Work item: When you print the records, keep every line identical to the original.

(Data records for software interfaces)
════════════════

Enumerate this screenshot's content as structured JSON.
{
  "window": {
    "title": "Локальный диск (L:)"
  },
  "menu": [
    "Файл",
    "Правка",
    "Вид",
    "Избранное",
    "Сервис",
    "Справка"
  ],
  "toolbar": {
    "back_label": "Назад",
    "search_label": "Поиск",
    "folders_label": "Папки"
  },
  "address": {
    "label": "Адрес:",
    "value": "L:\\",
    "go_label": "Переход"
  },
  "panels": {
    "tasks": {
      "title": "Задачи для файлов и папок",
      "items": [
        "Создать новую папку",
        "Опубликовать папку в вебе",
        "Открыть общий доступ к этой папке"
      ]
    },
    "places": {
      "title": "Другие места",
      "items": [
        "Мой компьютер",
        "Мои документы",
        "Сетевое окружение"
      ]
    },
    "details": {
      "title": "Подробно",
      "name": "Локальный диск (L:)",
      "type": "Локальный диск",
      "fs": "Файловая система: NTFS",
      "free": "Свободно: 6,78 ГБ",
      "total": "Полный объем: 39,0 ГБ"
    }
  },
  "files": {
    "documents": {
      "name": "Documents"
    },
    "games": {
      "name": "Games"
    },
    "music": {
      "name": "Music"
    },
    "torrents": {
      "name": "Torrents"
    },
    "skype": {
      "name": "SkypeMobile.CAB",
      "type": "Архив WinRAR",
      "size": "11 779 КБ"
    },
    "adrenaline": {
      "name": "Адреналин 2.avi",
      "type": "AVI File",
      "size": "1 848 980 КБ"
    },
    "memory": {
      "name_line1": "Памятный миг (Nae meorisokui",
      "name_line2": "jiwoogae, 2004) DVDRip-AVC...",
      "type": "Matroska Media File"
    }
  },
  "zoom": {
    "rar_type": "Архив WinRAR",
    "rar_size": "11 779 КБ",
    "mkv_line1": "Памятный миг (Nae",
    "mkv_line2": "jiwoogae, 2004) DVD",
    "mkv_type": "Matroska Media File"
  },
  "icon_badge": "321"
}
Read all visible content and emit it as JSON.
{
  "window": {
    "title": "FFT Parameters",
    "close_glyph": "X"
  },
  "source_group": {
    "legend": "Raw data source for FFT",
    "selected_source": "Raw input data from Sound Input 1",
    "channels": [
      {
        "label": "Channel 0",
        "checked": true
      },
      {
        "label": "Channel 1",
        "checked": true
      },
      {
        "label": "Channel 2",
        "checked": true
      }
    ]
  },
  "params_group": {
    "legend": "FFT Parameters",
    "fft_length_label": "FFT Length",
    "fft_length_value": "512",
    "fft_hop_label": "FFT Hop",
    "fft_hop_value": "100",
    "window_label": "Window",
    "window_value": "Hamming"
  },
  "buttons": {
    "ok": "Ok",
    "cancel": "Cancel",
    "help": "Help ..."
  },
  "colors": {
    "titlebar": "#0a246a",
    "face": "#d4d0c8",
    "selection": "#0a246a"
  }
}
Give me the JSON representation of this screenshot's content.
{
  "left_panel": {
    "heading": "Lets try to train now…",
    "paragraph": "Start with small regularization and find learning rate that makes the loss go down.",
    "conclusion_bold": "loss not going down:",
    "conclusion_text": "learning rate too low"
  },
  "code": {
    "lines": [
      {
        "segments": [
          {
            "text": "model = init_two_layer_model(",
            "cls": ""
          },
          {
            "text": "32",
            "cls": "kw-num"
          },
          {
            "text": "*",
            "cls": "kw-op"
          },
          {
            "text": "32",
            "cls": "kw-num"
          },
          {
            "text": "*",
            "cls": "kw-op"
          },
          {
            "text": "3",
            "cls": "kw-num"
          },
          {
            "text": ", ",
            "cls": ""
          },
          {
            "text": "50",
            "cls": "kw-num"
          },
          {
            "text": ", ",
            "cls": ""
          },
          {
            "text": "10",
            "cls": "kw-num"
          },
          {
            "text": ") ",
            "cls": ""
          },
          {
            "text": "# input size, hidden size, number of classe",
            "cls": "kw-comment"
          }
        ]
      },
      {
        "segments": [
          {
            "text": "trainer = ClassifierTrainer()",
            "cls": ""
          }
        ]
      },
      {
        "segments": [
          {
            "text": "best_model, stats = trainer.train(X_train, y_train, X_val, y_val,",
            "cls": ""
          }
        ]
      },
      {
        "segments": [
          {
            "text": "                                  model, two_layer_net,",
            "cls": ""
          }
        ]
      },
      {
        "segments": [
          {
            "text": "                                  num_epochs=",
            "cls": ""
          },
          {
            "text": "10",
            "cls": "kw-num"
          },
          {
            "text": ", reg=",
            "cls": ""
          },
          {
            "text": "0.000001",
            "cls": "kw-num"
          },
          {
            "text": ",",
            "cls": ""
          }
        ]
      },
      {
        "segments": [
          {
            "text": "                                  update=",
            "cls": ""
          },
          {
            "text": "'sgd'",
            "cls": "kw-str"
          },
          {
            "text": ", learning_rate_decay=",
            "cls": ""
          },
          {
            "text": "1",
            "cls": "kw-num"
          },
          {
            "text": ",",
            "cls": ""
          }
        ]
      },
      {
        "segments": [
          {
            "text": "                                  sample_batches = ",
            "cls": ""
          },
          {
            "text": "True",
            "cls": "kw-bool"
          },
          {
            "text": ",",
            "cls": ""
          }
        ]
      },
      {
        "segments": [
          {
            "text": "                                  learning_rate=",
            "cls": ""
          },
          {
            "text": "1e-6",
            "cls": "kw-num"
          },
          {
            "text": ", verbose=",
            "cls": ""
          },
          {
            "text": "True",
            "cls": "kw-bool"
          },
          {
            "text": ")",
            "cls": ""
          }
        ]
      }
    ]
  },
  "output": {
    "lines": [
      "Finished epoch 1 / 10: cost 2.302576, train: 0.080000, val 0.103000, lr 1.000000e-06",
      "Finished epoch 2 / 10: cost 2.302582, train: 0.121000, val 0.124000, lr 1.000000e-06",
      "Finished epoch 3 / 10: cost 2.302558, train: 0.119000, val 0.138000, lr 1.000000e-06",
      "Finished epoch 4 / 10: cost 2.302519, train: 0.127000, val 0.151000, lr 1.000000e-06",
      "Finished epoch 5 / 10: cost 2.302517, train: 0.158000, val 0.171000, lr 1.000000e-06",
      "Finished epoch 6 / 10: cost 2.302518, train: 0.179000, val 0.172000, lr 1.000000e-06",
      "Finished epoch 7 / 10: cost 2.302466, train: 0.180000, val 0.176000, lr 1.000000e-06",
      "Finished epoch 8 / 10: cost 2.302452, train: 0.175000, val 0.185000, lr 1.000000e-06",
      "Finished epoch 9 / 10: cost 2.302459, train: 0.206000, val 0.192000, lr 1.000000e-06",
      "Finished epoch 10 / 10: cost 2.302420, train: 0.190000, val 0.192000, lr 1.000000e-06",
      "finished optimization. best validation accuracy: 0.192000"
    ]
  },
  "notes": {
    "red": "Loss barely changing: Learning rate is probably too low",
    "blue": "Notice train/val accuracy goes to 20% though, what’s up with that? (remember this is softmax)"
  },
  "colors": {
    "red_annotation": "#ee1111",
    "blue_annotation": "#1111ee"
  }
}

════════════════

Exercise answer:
Enumerate this screenshot's content as structured JSON.
{
  "window": {
    "title": "Локальный диск (L:)"
  },
  "menu": [
    "Файл",
    "Правка",
    "Вид",
    "Избранное",
    "Сервис",
    "Справка"
  ],
  "toolbar": {
    "back_label": "Назад",
    "search_label": "Поиск",
    "folders_label": "Папки"
  },
  "address": {
    "label": "Адрес:",
    "value": "L:\\",
    "go_label": "Переход"
  },
  "panels": {
    "tasks": {
      "title": "Задачи для файлов и папок",
      "items": [
        "Создать новую папку",
        "Опубликовать папку в вебе",
        "Открыть общий доступ к этой папке"
      ]
    },
    "places": {
      "title": "Другие места",
      "items": [
        "Мой компьютер",
        "Мои документы",
        "Сетевое окружение"
      ]
    },
    "details": {
      "title": "Подробно",
      "name": "Локальный диск (L:)",
      "type": "Локальный диск",
      "fs": "Файловая система: NTFS",
      "free": "Свободно: 6,78 ГБ",
      "total": "Полный объем: 39,0 ГБ"
    }
  },
  "files": {
    "documents": {
      "name": "Documents"
    },
    "games": {
      "name": "Games"
    },
    "music": {
      "name": "Music"
    },
    "torrents": {
      "name": "Torrents"
    },
    "skype": {
      "name": "SkypeMobile.CAB",
      "type": "Архив WinRAR",
      "size": "11 779 КБ"
    },
    "adrenaline": {
      "name": "Адреналин 2.avi",
      "type": "AVI File",
      "size": "1 848 980 КБ"
    },
    "memory": {
      "name_line1": "Памятный миг (Nae meorisokui",
      "name_line2": "jiwoogae, 2004) DVDRip-AVC...",
      "type": "Matroska Media File"
    }
  },
  "zoom": {
    "rar_type": "Архив WinRAR",
    "rar_size": "11 779 КБ",
    "mkv_line1": "Памятный миг (Nae",
    "mkv_line2": "jiwoogae, 2004) DVD",
    "mkv_type": "Matroska Media File"
  },
  "icon_badge": "321"
}
Read all visible content and emit it as JSON.
{
  "window": {
    "title": "FFT Parameters",
    "close_glyph": "X"
  },
  "source_group": {
    "legend": "Raw data source for FFT",
    "selected_source": "Raw input data from Sound Input 1",
    "channels": [
      {
        "label": "Channel 0",
        "checked": true
      },
      {
        "label": "Channel 1",
        "checked": true
      },
      {
        "label": "Channel 2",
        "checked": true
      }
    ]
  },
  "params_group": {
    "legend": "FFT Parameters",
    "fft_length_label": "FFT Length",
    "fft_length_value": "512",
    "fft_hop_label": "FFT Hop",
    "fft_hop_value": "100",
    "window_label": "Window",
    "window_value": "Hamming"
  },
  "buttons": {
    "ok": "Ok",
    "cancel": "Cancel",
    "help": "Help ..."
  },
  "colors": {
    "titlebar": "#0a246a",
    "face": "#d4d0c8",
    "selection": "#0a246a"
  }
}
Give me the JSON representation of this screenshot's content.
{
  "left_panel": {
    "heading": "Lets try to train now…",
    "paragraph": "Start with small regularization and find learning rate that makes the loss go down.",
    "conclusion_bold": "loss not going down:",
    "conclusion_text": "learning rate too low"
  },
  "code": {
    "lines": [
      {
        "segments": [
          {
            "text": "model = init_two_layer_model(",
            "cls": ""
          },
          {
            "text": "32",
            "cls": "kw-num"
          },
          {
            "text": "*",
            "cls": "kw-op"
          },
          {
            "text": "32",
            "cls": "kw-num"
          },
          {
            "text": "*",
            "cls": "kw-op"
          },
          {
            "text": "3",
            "cls": "kw-num"
          },
          {
            "text": ", ",
            "cls": ""
          },
          {
            "text": "50",
            "cls": "kw-num"
          },
          {
            "text": ", ",
            "cls": ""
          },
          {
            "text": "10",
            "cls": "kw-num"
          },
          {
            "text": ") ",
            "cls": ""
          },
          {
            "text": "# input size, hidden size, number of classe",
            "cls": "kw-comment"
          }
        ]
      },
      {
        "segments": [
          {
            "text": "trainer = ClassifierTrainer()",
            "cls": ""
          }
        ]
      },
      {
        "segments": [
          {
            "text": "best_model, stats = trainer.train(X_train, y_train, X_val, y_val,",
            "cls": ""
          }
        ]
      },
      {
        "segments": [
          {
            "text": "                                  model, two_layer_net,",
            "cls": ""
          }
        ]
      },
      {
        "segments": [
          {
            "text": "                                  num_epochs=",
            "cls": ""
          },
          {
            "text": "10",
            "cls": "kw-num"
          },
          {
            "text": ", reg=",
            "cls": ""
          },
          {
            "text": "0.000001",
            "cls": "kw-num"
          },
          {
            "text": ",",
            "cls": ""
          }
        ]
      },
      {
        "segments": [
          {
            "text": "                                  update=",
            "cls": ""
          },
          {
            "text": "'sgd'",
            "cls": "kw-str"
          },
          {
            "text": ", learning_rate_decay=",
            "cls": ""
          },
          {
            "text": "1",
            "cls": "kw-num"
          },
          {
            "text": ",",
            "cls": ""
          }
        ]
      },
      {
        "segments": [
          {
            "text": "                                  sample_batches = ",
            "cls": ""
          },
          {
            "text": "True",
            "cls": "kw-bool"
          },
          {
            "text": ",",
            "cls": ""
          }
        ]
      },
      {
        "segments": [
          {
            "text": "                                  learning_rate=",
            "cls": ""
          },
          {
            "text": "1e-6",
            "cls": "kw-num"
          },
          {
            "text": ", verbose=",
            "cls": ""
          },
          {
            "text": "True",
            "cls": "kw-bool"
          },
          {
            "text": ")",
            "cls": ""
          }
        ]
      }
    ]
  },
  "output": {
    "lines": [
      "Finished epoch 1 / 10: cost 2.302576, train: 0.080000, val 0.103000, lr 1.000000e-06",
      "Finished epoch 2 / 10: cost 2.302582, train: 0.121000, val 0.124000, lr 1.000000e-06",
      "Finished epoch 3 / 10: cost 2.302558, train: 0.119000, val 0.138000, lr 1.000000e-06",
      "Finished epoch 4 / 10: cost 2.302519, train: 0.127000, val 0.151000, lr 1.000000e-06",
      "Finished epoch 5 / 10: cost 2.302517, train: 0.158000, val 0.171000, lr 1.000000e-06",
      "Finished epoch 6 / 10: cost 2.302518, train: 0.179000, val 0.172000, lr 1.000000e-06",
      "Finished epoch 7 / 10: cost 2.302466, train: 0.180000, val 0.176000, lr 1.000000e-06",
      "Finished epoch 8 / 10: cost 2.302452, train: 0.175000, val 0.185000, lr 1.000000e-06",
      "Finished epoch 9 / 10: cost 2.302459, train: 0.206000, val 0.192000, lr 1.000000e-06",
      "Finished epoch 10 / 10: cost 2.302420, train: 0.190000, val 0.192000, lr 1.000000e-06",
      "finished optimization. best validation accuracy: 0.192000"
    ]
  },
  "notes": {
    "red": "Loss barely changing: Learning rate is probably too low",
    "blue": "Notice train/val accuracy goes to 20% though, what’s up with that? (remember this is softmax)"
  },
  "colors": {
    "red_annotation": "#ee1111",
    "blue_annotation": "#1111ee"
  }
}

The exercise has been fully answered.